What is required:
What is the number of lines below that contain the word "infinitysoftwares"? Respond with that number alone.

[Records — start]

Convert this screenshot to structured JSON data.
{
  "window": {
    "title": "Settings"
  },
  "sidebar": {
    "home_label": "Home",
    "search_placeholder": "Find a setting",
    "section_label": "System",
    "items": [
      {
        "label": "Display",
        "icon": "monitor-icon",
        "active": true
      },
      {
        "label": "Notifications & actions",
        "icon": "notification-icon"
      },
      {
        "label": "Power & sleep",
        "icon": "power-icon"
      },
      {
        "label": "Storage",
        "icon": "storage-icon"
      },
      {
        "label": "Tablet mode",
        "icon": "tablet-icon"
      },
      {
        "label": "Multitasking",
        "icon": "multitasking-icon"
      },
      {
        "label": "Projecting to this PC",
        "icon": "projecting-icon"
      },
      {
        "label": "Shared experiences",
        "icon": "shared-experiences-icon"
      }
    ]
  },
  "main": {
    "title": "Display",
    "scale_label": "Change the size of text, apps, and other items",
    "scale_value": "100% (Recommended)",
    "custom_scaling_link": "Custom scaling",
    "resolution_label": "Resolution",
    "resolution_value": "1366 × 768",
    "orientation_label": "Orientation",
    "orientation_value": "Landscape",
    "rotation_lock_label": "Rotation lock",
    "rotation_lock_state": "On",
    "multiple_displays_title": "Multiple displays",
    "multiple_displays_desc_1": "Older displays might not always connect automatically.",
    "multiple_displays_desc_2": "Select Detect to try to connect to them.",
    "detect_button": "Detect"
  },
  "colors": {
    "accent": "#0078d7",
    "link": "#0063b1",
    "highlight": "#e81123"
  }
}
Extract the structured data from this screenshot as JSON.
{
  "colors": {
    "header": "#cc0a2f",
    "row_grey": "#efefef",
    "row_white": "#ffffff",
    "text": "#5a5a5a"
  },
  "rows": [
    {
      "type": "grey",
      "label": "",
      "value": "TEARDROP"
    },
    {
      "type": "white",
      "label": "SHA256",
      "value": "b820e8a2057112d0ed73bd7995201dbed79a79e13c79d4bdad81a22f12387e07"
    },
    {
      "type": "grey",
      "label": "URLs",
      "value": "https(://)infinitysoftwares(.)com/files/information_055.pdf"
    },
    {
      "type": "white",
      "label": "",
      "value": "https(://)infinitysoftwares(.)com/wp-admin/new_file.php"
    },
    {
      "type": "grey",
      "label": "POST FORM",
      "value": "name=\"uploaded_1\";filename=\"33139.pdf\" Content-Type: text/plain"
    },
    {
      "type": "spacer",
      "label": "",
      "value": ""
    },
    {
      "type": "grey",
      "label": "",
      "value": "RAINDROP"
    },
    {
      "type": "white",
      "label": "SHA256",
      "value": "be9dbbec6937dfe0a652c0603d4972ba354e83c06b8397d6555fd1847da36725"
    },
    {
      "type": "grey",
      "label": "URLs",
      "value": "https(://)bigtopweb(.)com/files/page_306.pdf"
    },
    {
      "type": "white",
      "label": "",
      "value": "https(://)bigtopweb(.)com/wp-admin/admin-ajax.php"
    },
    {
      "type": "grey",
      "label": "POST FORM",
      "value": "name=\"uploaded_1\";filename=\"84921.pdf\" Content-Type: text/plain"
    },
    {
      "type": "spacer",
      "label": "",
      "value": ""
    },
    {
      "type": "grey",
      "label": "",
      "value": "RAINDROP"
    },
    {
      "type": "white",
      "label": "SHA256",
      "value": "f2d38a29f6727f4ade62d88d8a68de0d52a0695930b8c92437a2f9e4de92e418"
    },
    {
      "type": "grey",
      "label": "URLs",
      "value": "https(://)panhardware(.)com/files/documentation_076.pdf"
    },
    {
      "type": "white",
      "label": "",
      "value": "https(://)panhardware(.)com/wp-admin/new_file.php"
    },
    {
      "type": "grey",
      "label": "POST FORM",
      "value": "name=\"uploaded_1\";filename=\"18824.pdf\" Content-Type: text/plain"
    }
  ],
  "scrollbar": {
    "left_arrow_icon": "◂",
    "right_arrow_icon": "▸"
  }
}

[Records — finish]

Solution for this exercise:
2